Michael H.
Mike H.2 years ago

You said it

Arild Warud
Arild Warud2 years ago

Most likely a bit of both.

Romola Hunter
2 years ago

Ralph was certainly a victim of human abuse, non human animals are so forgiving of humans, I think we all have the potential to be violent, the majority of humans will use violence to protect, the rest of the human population use violence because they have an rage inside them they cannot control, or they get pleasure from inflicting pain.

Dumitru Z.
Dumitru Z.2 years ago

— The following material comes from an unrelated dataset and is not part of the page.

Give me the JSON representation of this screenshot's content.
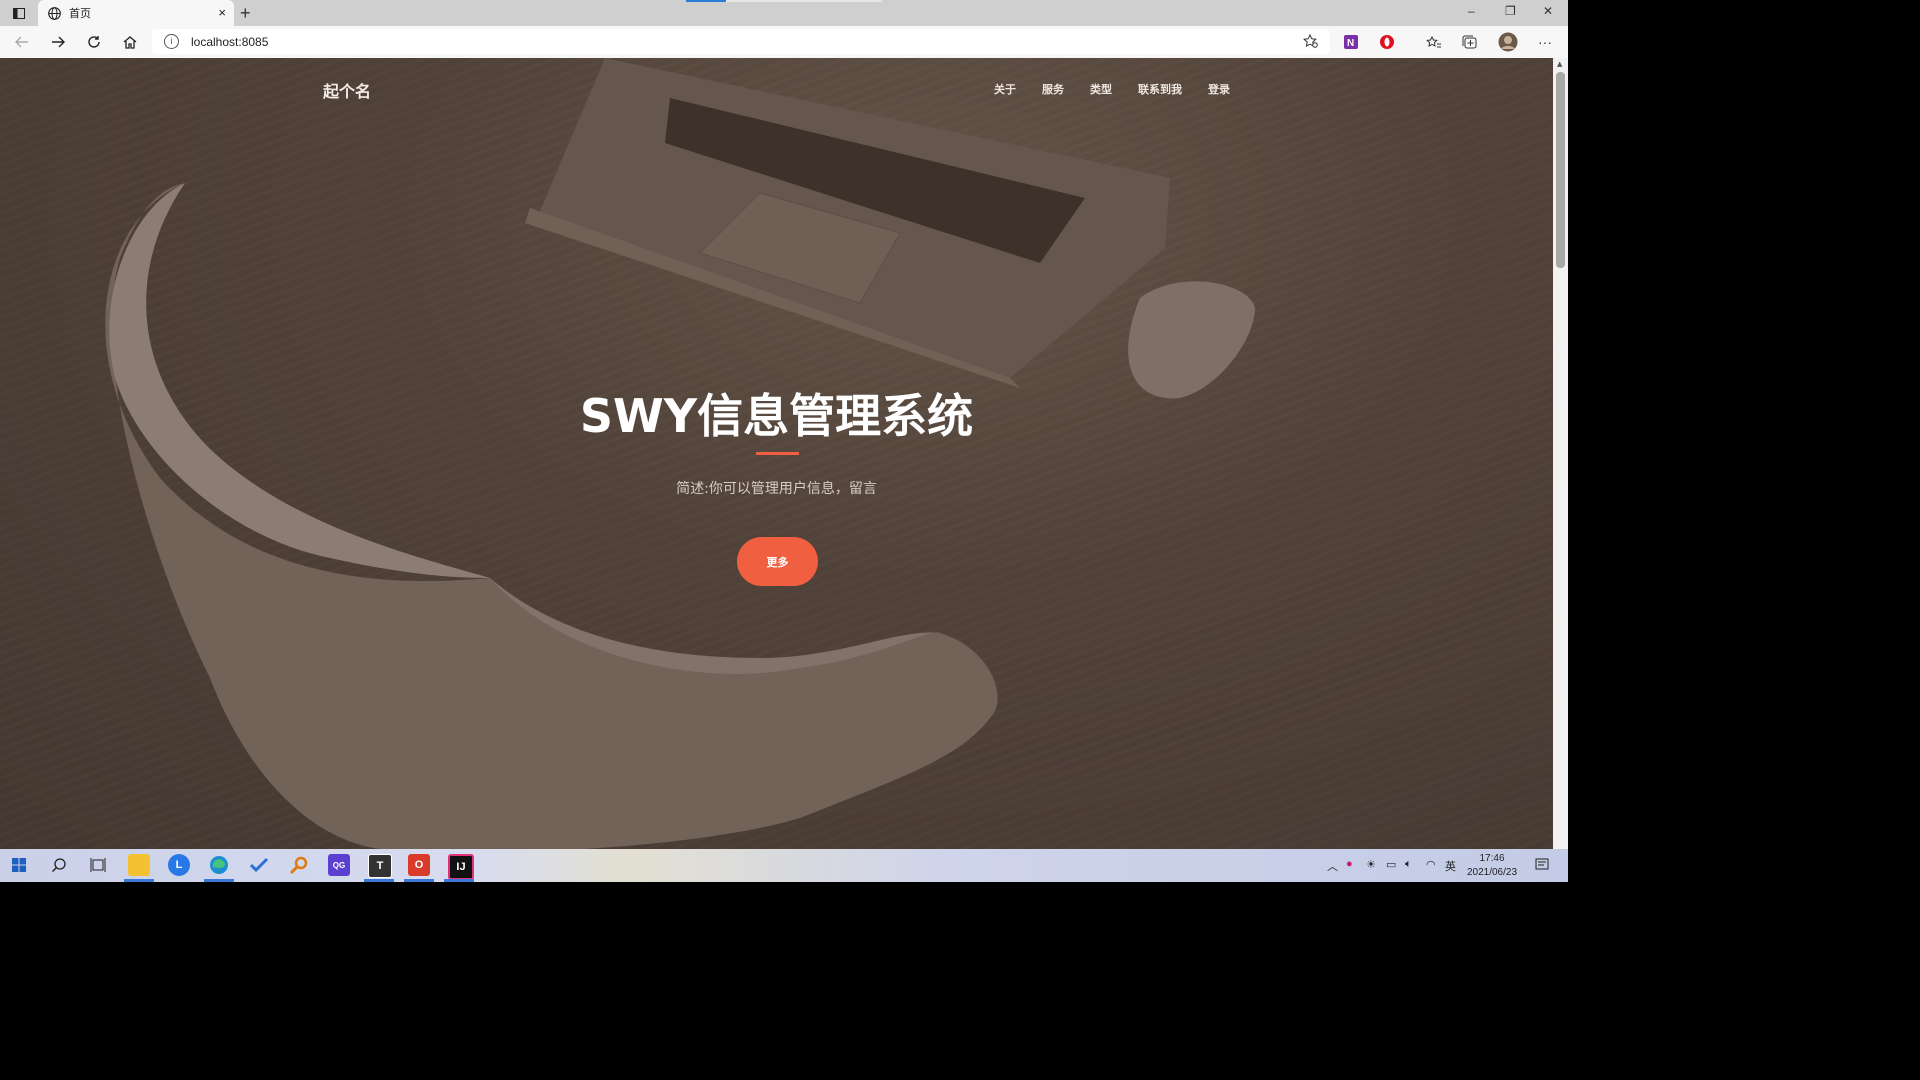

Human being is yet so simple and so complex designed by The Creator. So simple, because in essence there is no evil and no good part in his behavior, but only the primal need to gain knowledge which are more than necessary for survival. An uneducated human being is conducted by it's helplessness in any kind of achievments. He / she accumulates plenty of frustration due to the not's or have not's caused by the lack of knowledge. The educated one will find a way to get all he / she wants / needs. And here is made the difference between violence and personal inner balance. And so complex, because gaining knowledge is an exhausting process not agreed by many of our human mates.

Eternal Gardener
Eternal Gardener2 years ago

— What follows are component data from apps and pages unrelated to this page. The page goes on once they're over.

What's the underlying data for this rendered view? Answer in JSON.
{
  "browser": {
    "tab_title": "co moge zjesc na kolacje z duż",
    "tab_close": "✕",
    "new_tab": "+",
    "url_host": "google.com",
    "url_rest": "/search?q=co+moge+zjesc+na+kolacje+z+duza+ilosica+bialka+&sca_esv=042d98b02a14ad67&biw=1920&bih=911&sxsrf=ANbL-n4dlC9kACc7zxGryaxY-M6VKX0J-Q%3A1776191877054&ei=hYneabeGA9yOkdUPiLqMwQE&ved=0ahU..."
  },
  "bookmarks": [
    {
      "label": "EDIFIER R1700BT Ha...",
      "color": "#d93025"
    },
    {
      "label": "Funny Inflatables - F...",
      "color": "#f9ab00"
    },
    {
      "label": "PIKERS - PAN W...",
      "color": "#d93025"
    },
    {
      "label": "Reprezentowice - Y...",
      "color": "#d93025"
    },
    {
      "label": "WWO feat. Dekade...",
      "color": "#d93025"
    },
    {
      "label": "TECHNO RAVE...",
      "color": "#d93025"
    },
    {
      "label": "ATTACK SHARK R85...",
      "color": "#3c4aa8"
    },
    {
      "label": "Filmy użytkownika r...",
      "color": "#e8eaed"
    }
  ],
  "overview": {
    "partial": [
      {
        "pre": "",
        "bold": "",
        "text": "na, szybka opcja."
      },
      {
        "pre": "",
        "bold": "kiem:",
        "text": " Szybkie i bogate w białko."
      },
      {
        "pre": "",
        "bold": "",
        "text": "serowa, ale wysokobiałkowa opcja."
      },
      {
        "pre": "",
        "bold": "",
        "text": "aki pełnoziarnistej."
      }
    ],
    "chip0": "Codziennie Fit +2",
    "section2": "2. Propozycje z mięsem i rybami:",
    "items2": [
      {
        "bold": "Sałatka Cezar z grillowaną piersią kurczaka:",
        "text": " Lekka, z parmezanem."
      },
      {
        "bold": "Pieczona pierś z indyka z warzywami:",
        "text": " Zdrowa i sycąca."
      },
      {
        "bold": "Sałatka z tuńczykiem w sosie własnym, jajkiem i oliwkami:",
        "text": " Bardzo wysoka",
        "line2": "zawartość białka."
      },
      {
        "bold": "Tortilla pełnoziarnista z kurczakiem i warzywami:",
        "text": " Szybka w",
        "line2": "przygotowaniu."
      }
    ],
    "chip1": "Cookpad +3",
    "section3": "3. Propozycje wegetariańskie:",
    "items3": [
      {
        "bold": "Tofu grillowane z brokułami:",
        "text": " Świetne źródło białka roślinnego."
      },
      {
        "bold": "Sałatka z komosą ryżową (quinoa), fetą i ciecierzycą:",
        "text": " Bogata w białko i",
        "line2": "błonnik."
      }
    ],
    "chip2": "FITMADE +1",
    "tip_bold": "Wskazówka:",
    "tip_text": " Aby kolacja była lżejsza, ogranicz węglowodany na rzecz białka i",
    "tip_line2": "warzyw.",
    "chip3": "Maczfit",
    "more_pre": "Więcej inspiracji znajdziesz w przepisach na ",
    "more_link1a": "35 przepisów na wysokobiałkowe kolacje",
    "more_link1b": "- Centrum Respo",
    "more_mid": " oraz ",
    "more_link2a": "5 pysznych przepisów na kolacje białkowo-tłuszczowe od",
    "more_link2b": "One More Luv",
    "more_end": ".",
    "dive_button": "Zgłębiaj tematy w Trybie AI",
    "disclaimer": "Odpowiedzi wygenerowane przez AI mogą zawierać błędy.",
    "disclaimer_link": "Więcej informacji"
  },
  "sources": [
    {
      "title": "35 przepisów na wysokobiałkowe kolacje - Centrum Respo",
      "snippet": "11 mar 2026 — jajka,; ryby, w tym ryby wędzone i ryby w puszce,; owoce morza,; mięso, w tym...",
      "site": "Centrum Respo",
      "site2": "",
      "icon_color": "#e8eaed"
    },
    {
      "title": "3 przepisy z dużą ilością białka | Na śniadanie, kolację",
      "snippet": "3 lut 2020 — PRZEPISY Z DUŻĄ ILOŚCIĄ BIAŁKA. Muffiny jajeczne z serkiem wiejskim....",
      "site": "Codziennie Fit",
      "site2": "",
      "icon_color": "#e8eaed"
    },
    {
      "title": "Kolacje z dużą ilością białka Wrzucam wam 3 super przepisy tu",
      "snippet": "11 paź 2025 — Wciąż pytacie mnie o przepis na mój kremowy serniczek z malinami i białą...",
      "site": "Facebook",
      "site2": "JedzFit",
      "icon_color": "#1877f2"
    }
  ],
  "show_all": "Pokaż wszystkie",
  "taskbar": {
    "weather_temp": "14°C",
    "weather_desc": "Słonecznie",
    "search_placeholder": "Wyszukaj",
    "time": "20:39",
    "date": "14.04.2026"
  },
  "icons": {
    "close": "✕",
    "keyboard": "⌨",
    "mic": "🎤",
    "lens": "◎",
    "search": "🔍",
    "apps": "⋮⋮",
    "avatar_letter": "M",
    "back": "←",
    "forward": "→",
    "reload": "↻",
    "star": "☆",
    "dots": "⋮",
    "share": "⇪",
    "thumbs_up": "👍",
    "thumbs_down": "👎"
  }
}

I'm inclined to answer they're violent.

KKathy Niell
Kathy Niell2 years ago

Interestingly enough, last night I was reading a back issue of Smithsonian magazine in which infants were tested to determine if kindness and altruism are inborn or learned.
As young as six months of age, babies are drawn to "the good guy" versus "the bad guy" in trials. At eighteen months of age, they demonstrate helping behaviors without being prompted. Perhaps we are all born "good" but learn to be otherwise through our experiences in life.

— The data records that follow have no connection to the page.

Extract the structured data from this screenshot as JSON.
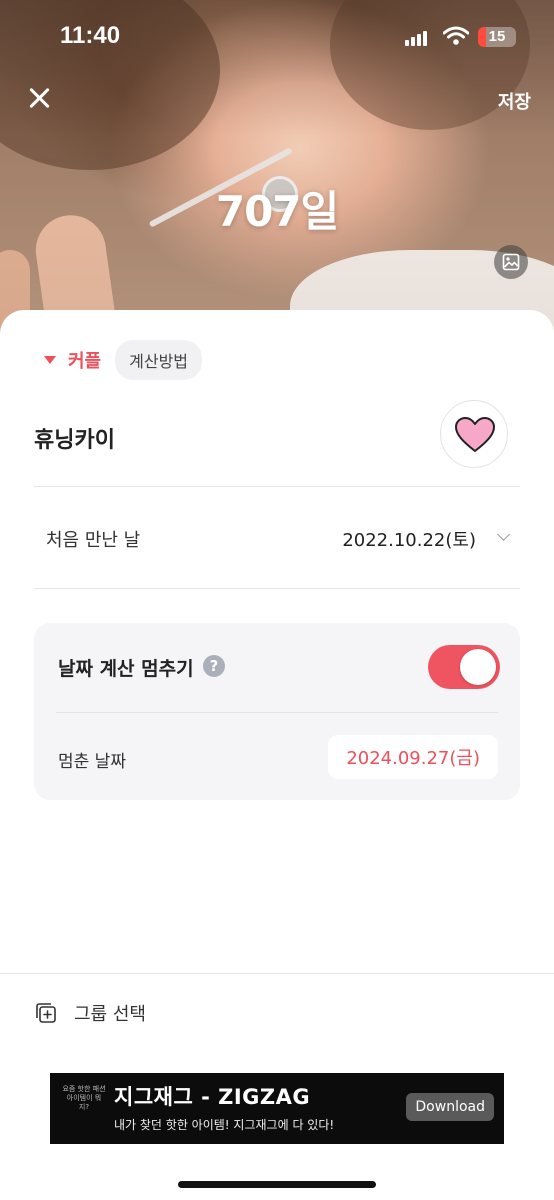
{
  "status_bar": {
    "time": "11:40",
    "battery": "15"
  },
  "header": {
    "save_label": "저장",
    "day_count": "707일"
  },
  "type_selector": {
    "label": "커플",
    "calc_method_label": "계산방법"
  },
  "person": {
    "name": "휴닝카이"
  },
  "first_meet": {
    "label": "처음 만난 날",
    "value": "2022.10.22(토)"
  },
  "stop_calc": {
    "title": "날짜 계산 멈추기",
    "help_glyph": "?",
    "enabled": true,
    "stop_date_label": "멈춘 날짜",
    "stop_date_value": "2024.09.27(금)"
  },
  "group": {
    "label": "그룹 선택"
  },
  "ad": {
    "thumb_text": "요즘 핫한 패션 아이템이 뭐지?",
    "title": "지그재그 - ZIGZAG",
    "subtitle": "내가 찾던 핫한 아이템! 지그재그에 다 있다!",
    "button_label": "Download"
  },
  "colors": {
    "accent": "#ef4f5b",
    "toggle_on": "#ef5560",
    "heart": "#f7a8c8"
  }
}
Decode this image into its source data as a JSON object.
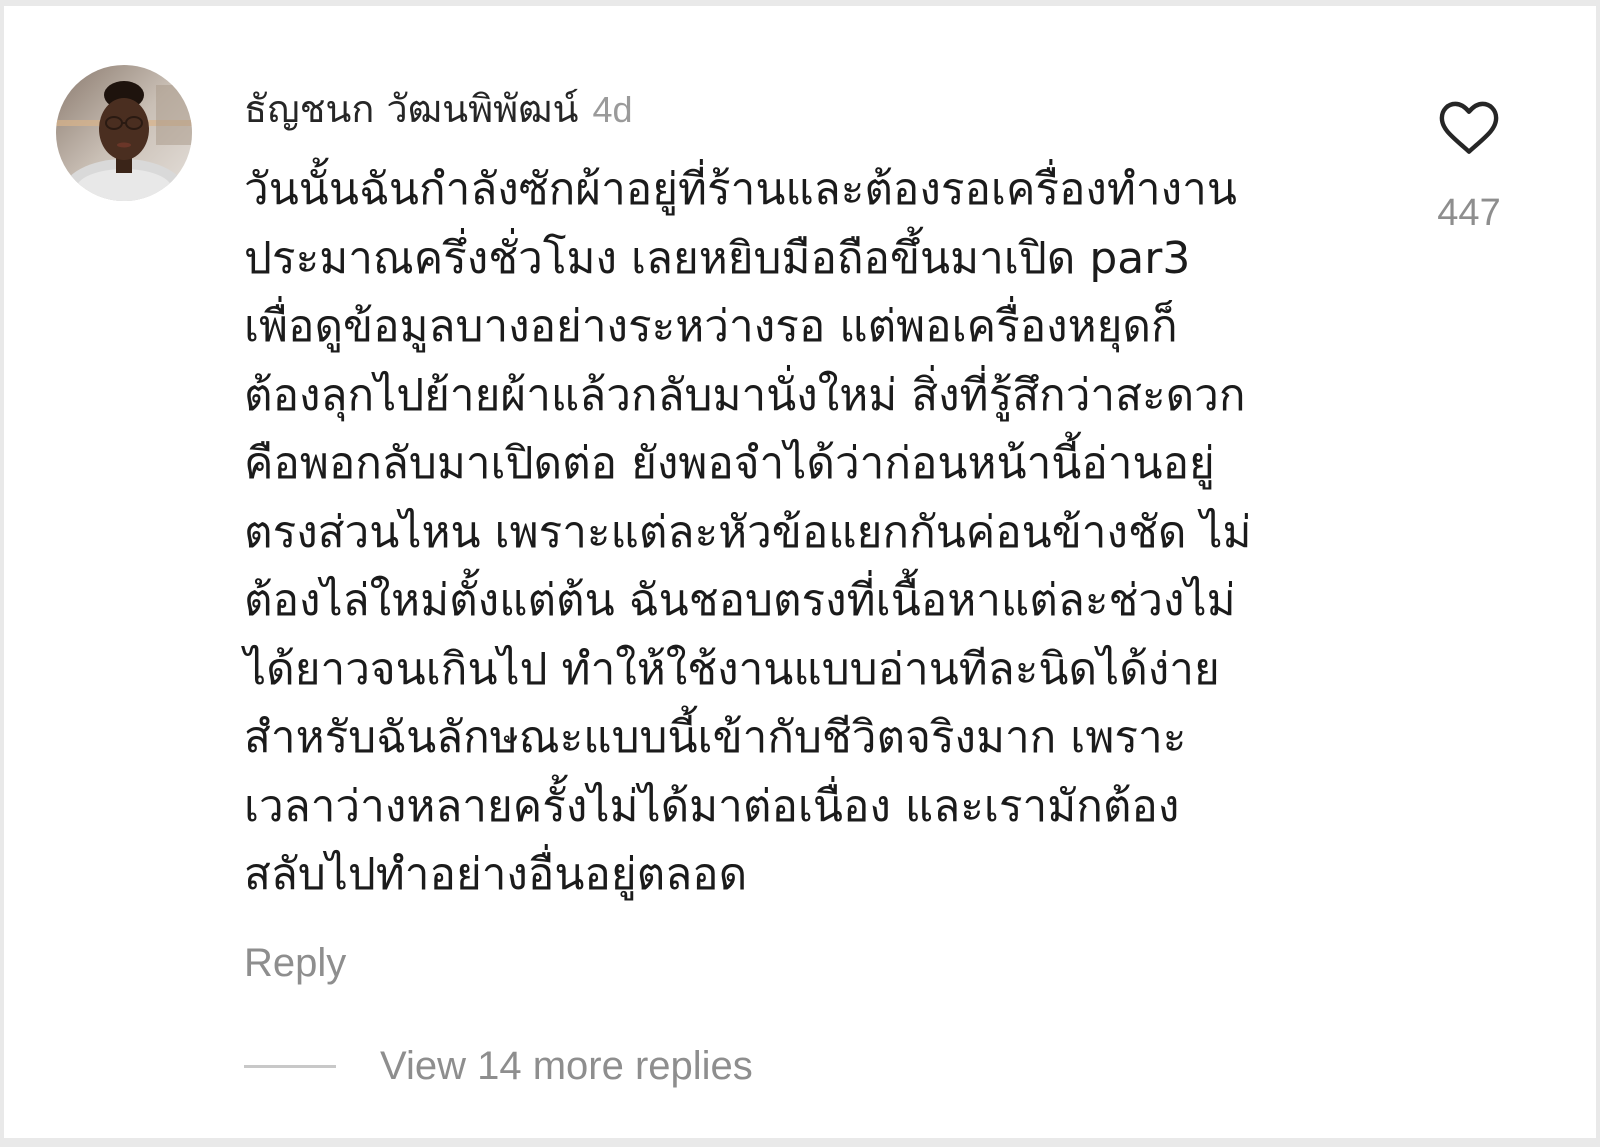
{
  "comment": {
    "username": "ธัญชนก วัฒนพิพัฒน์",
    "time": "4d",
    "text": "วันนั้นฉันกำลังซักผ้าอยู่ที่ร้านและต้องรอเครื่องทำงาน\nประมาณครึ่งชั่วโมง เลยหยิบมือถือขึ้นมาเปิด par3\nเพื่อดูข้อมูลบางอย่างระหว่างรอ แต่พอเครื่องหยุดก็\nต้องลุกไปย้ายผ้าแล้วกลับมานั่งใหม่ สิ่งที่รู้สึกว่าสะดวก\nคือพอกลับมาเปิดต่อ ยังพอจำได้ว่าก่อนหน้านี้อ่านอยู่\nตรงส่วนไหน เพราะแต่ละหัวข้อแยกกันค่อนข้างชัด ไม่\nต้องไล่ใหม่ตั้งแต่ต้น ฉันชอบตรงที่เนื้อหาแต่ละช่วงไม่\nได้ยาวจนเกินไป ทำให้ใช้งานแบบอ่านทีละนิดได้ง่าย\nสำหรับฉันลักษณะแบบนี้เข้ากับชีวิตจริงมาก เพราะ\nเวลาว่างหลายครั้งไม่ได้มาต่อเนื่อง และเรามักต้อง\nสลับไปทำอย่างอื่นอยู่ตลอด",
    "like_count": "447",
    "like_icon": "heart-outline-icon",
    "reply_label": "Reply",
    "view_replies_label": "View 14 more replies"
  },
  "colors": {
    "text_primary": "#1b1b1b",
    "text_secondary": "#8e8e8e",
    "background": "#ffffff"
  }
}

John Doucette
John Doucette2 years ago

I think the author is correct being against either/or options. But I think it too much of a generalization to focus on humans as a species. Yes, we are a species but we are also individuals. I think there are people who fall naturally at every point on the scale. It also overlooks the effect of nurture on us. We humans can think, beyond simple survival. I don't think the deliberate cruelty we inflict on each other to be natural. After all, only humans wage war.

Joseph Belisle
Joseph Belisle2 years ago

I have to agree with the author. EVERYONE is capable of doing horrible things and doing wonderful things. Even those in the habit of doing one side of the scale or the other are capable of doing the opposite of their norm. And being capable of almost anything, the author's statement is correct. What do we choose to do is the real question. Do we make life better for our having lived or do we make it worse. This is what pushes me into particular camps and to stand against those who choose themselves over others and make the world a little worse for their energies and efforts. It puts me at odds with others, but in life you have to make stands. Not standing against tyranny of all kinds is giving into them by default.

tin leng lim
tin leng lim2 years ago

Don't know if a human is naturally kind or evil but I know Eldad is an angel for saving the lives of many dogs that has been abandoned on the street.

Ken W.
Ken W.2 years ago

I just don't know ask George Zimmerman ?????????????